Real Wage or Real Wealth measures the purchasing power of an income or wealth by its relative ability to buy a (fixed over time) bundle of goods and services such as food, shelter, clothing, etc. This bundle does (in theory) not change over time. This measure uses the CPI.
Income Value is measured as the multiple of average income that would be needed to buy a commodity. This measure uses the index of GDP per capita.
Labor Value is measured as the multiple of the average wage that a worker would need to use to buy the commodity. This measure uses one of the wage indexes.
Relative Labor Earnings measures an amount of income or wealth relative to the wage of the average worker. This measure uses one of the wage indexes.
Real Price is measured as the relative cost of a (fixed over time) bundle of goods and services such as food, shelter, clothing, etc., that an average household would buy. In theory the size of this bundle does not change over time, but in practice adjustments are made to its composition. This measure uses the CPI.
Consumer Price Index in any year is the cost in that year of a bundle of goods and services purchased by a typical urban consumer compared to the cost of that bundle of goods and services in a base period. A narrow measure of inflation, because confined to consumer goods and services. For this series, the base period is the 1982-84 annual average. The series used in MeasuringWorth extends the United States Bureau of Labor Statistics CPI-U (consumer price index for all urban consumers) series back in time. The official CPI series begins in 1913, but improvements to the official series are made here, so the CPI series here is identical to the BLS series only from 1978 onward. For further discussion of the limitations of the CPI, and for detailed exposition of development of this CPI series, please read What Was the Consumer Price Index Then? A Data Study (360K PDF).

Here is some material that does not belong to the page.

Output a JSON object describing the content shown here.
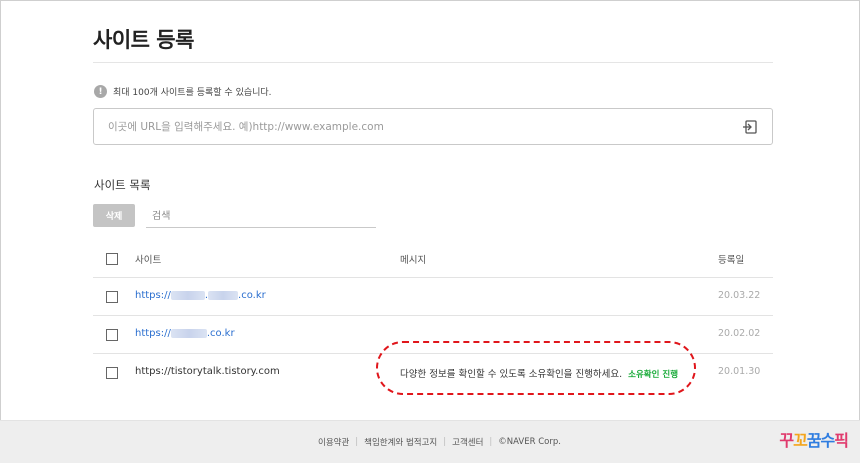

A Purchasing Power Calculator compares the relative value of a past amount of dollars to a present amount. A simple calculator uses only the prices of consumer purchases to do this whereas a complete purchasing power calculator, such as found in this website, uses various prices, wages, output, etc., depending on the context.
Economic Share is the worth of a commodity in a particular time period divided by GDP; it is its share of total output. This is helpful in measuring the relative value of aggregate consumption items such as all the cars made in a year.